United States Treasury Secretary Steven Mnuchin said on Friday that US President Donald Trump had authorised the drafting of “very significant” new sanctions to target Turkey after it launched an offensive in northeast Syria.
Mnuchin said the US was not yet activating the sanctions at this time, but would do so if necessary and was already in the process of notifying banks.
“We are putting financial institutions on notice that they should be careful and that there could be sanctions,” Mnuchin said. “These are very powerful sanctions. We hope we don’t have to use them, but we can shut down the Turkish economy if we need to.”
Mnuchin said Trump was concerned about Turkey’s potential targeting of civilians and wants to make clear that Turkey cannot “allow even a single ISIS fighter to escape”.
‘Not to commence this operation’
Meanwhile, the US Pentagon strongly denied on Friday accusations that it had abandoned its Syrian Kurdish allies to a Turkish military onslaught, which it said was destabilising the region and doing “dramatic harm” to US-Turkey relations.
Trump’s decision to pull back troops from Syria’s border with Turkey has been widely criticised in Washington as a tacit “green light” for a Turkish offensive that intensified on Friday, with Turkish air and artillery strikes on Kurdish fighters.
“Nobody greenlighted this operation by Turkey, just the opposite. We pushed back very hard at all levels for the Turks not to commence this operation,” US Defense Secretary Mark Esper told a news briefing.
Esper and US Army General Mark Milley, chairman of the Joint Chiefs of Staff, said they had spoken with their Turkish counterparts repeatedly in recent days, asking them to stop. But there was no sense that Turkey would do so, they said.
“I’m not seeing any indication or warnings of any planned stoppage of their military activity,” said Milley, the top US military officer.
Shortly after Milley spoke, Turkish President Recep Tayyip Erdogan warned he would not stop his assault against Kurdish fighters no matter what anyone said.
‘Secure those ISIS prisoners’
A war monitor said the death toll approached 100 from the first days of the assault, which began on Wednesday. Those killed included 17 civilians – as well as dozens of Kurdish fighters and Turkish-backed Syrian rebels.

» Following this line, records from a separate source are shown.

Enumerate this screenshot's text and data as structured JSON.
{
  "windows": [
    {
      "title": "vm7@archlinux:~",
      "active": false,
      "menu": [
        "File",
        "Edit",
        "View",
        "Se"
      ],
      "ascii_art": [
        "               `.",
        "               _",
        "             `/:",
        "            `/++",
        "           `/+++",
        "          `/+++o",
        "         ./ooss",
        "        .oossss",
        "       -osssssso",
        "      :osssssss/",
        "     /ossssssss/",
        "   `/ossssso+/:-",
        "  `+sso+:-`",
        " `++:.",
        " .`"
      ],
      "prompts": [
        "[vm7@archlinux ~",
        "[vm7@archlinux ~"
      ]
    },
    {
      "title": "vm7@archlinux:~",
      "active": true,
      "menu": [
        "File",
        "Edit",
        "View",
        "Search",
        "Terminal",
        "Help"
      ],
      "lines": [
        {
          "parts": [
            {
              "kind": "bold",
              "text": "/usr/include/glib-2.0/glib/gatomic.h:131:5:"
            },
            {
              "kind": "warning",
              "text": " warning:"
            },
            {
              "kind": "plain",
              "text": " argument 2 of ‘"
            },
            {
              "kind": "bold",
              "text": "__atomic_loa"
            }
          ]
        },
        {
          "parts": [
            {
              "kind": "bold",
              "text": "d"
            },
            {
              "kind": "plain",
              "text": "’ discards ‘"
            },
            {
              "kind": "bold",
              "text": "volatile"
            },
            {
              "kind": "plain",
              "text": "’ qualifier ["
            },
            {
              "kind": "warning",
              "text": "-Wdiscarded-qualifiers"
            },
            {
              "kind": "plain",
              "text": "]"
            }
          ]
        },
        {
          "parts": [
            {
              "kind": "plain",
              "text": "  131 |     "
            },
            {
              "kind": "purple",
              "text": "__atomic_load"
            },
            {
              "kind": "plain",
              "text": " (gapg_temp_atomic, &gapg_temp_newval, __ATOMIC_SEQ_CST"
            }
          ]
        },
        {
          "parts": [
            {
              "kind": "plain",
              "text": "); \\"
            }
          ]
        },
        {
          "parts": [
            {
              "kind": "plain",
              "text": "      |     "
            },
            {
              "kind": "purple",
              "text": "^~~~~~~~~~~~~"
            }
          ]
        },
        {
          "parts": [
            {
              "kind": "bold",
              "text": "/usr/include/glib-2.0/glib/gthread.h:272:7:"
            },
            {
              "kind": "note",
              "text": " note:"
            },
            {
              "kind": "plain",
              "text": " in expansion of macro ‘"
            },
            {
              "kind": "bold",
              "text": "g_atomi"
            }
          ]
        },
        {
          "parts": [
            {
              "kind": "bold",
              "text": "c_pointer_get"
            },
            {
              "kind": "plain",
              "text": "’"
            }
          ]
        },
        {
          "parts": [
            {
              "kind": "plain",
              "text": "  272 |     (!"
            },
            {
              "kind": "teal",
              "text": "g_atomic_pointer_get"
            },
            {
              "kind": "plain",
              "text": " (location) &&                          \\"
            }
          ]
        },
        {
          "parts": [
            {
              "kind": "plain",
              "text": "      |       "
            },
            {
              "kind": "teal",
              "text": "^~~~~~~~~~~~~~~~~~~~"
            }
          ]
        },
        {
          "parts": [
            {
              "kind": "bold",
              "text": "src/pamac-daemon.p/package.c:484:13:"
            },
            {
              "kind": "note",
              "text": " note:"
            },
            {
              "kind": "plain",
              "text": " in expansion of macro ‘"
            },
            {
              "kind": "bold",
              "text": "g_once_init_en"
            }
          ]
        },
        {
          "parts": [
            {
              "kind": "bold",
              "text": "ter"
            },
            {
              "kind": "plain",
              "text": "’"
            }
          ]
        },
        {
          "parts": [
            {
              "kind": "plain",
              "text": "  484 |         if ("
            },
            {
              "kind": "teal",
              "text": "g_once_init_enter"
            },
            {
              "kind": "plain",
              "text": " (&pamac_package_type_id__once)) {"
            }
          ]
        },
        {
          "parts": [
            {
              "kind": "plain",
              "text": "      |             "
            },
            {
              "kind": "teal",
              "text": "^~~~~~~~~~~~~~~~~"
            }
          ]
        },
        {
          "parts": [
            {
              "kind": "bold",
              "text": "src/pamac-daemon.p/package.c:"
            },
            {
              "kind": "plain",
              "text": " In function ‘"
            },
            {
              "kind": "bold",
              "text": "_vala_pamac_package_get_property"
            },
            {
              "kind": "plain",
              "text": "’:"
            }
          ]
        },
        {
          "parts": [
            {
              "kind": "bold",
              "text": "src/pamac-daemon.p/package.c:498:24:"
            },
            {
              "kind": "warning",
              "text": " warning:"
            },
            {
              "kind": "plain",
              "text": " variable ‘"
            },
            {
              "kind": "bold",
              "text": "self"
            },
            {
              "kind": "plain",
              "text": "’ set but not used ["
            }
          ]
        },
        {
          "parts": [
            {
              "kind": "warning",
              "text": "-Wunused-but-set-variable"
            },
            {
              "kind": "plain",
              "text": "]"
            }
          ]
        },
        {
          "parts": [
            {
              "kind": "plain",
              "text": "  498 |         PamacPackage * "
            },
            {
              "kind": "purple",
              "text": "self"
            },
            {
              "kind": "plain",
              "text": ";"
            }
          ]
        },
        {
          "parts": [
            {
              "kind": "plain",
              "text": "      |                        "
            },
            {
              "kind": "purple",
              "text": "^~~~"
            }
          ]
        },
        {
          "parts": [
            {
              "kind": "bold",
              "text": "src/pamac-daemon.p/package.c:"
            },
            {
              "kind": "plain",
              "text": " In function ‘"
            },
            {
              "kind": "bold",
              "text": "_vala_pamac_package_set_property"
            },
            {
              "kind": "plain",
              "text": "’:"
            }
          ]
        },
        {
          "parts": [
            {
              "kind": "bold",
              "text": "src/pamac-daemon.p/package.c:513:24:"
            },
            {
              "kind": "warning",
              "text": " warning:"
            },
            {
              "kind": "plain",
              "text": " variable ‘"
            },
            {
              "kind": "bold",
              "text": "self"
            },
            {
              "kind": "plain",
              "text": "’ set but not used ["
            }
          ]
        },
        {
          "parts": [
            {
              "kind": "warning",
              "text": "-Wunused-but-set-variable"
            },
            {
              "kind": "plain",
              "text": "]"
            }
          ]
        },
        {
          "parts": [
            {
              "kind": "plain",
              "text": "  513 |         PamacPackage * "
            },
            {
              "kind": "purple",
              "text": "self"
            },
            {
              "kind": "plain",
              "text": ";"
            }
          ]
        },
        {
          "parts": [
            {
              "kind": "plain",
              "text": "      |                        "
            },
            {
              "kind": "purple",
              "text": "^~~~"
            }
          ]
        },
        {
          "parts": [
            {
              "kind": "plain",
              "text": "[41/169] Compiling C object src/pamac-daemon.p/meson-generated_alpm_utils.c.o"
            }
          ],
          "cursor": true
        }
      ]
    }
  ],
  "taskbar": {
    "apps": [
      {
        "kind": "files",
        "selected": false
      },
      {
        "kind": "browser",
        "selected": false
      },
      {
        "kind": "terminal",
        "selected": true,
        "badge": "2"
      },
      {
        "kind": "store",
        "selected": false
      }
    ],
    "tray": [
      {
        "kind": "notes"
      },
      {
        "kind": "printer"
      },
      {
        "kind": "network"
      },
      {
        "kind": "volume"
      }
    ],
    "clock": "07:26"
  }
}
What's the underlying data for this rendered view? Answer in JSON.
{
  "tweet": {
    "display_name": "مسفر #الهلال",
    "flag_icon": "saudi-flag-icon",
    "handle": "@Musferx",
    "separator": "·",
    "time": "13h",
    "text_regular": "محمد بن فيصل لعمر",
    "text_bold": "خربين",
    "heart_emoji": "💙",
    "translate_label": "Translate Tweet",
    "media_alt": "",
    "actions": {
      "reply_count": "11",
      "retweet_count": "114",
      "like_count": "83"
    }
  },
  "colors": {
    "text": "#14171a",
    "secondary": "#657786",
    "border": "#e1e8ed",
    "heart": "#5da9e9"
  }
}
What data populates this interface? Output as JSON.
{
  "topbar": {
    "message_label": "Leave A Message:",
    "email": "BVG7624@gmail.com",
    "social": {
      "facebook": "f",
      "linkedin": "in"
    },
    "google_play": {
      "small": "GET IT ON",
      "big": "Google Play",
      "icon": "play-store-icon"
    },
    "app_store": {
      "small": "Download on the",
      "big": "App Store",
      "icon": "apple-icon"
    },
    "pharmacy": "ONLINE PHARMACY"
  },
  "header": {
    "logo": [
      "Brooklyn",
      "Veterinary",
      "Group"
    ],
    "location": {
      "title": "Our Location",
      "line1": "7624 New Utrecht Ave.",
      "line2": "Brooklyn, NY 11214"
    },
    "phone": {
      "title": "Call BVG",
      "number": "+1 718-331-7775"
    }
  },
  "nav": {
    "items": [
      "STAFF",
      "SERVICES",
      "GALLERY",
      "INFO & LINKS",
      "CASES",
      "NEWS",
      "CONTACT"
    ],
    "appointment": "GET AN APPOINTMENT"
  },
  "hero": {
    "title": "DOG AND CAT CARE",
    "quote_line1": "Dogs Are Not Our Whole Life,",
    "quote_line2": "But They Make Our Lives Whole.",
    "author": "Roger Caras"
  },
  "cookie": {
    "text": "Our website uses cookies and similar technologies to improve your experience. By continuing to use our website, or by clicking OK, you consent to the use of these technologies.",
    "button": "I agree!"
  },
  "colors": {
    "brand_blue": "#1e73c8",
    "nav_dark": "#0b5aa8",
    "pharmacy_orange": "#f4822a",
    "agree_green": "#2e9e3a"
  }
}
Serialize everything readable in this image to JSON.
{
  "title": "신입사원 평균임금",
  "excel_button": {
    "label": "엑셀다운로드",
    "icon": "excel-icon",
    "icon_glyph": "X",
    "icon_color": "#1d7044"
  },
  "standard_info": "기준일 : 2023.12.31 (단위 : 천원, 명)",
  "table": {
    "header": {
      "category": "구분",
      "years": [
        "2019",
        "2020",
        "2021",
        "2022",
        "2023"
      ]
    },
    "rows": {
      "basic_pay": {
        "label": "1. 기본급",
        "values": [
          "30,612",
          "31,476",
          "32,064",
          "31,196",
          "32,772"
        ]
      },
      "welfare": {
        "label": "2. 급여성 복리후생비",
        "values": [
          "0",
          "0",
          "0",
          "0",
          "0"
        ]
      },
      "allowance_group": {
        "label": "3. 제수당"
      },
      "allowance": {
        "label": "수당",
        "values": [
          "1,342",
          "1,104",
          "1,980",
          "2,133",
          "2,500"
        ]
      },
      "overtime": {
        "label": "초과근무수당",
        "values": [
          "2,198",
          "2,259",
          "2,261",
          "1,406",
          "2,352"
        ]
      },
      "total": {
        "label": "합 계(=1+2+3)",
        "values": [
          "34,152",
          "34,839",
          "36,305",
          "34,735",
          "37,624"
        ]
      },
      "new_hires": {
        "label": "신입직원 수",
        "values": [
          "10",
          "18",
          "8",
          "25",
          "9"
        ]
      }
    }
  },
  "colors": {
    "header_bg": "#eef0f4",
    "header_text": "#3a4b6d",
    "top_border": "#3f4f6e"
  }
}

The Kurdish People’s Protection Units (YPG) is the main fighting element of the Syrian Democratic Forces (SDF), which has acted as the principal allies of the US in a campaign that recaptured territory held by the ISIL group.
The SDF now holds most of the territory that once made up the ISIL group’s “caliphate” in Syria, and has been keeping thousands of ISIL fighters in jail and tens of thousands of their family members in camps.
Although he acknowledged the Turkish assault was having an impact, Milley suggested some Kurdish anti-ISIS operations had continued, without elaborating.
The US this week moved two high-profile ISIL prisoners being held by the Syrian forces out of Syria.
Milley said he had just spoken with the chief of the Turkish General Staff, General Yasar Guler, who he said “understands clearly” that the prisoners would be Ankara’s responsibility in the areas where it carries out the offensive.
“We, the US military, have no responsibility to … secure those ISIS prisoners in Syria,” Milley said.
The Pentagon also stressed the need for Turkey to avoid doing anything to endanger US forces inside Syria, which numbered about 1,000 prior to the incursion. Although US troops had no intention of firing on Turkey, its North Atlantic Treaty Organization ally, the Pentagon noted that US troops had the right to defend themselves, if needed.
Esper said he was repositioning additional troops around the region “to assist with force protection as necessary”. He also pushed back against criticism that the US troop pullback was a green light to Turkey, portraying it instead as a decision taken to protect his forces.
“This decision was made to ensure American troops were not caught up in the fighting between Turkish and Kurdish forces,” he said.